━━━━━ Provided data ━━━━━
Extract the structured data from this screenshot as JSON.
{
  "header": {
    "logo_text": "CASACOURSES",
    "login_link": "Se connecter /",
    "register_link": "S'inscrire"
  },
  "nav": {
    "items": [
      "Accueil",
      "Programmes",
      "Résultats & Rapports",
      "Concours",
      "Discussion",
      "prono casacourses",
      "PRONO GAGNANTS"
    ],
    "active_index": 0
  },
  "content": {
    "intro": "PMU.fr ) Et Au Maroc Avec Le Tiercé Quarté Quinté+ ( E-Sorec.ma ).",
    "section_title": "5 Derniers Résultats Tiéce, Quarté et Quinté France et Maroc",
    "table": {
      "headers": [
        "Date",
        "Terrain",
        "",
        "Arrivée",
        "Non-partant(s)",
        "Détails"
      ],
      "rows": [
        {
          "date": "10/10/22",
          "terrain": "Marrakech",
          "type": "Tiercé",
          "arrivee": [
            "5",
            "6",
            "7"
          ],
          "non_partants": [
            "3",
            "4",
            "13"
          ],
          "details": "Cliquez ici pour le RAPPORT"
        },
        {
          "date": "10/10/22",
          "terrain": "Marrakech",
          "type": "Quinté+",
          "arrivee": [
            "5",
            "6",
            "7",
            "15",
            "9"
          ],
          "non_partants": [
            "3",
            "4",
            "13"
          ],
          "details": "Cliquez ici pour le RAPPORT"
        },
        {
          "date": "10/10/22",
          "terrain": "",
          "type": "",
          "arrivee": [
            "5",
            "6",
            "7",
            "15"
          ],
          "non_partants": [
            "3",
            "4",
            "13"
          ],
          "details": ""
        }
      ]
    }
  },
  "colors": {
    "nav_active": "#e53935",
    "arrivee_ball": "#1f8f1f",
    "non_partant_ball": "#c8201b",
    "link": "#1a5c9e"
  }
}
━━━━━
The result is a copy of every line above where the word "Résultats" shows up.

# Reply:
      "Résultats & Rapports",
    "section_title": "5 Derniers Résultats Tiéce, Quarté et Quinté France et Maroc",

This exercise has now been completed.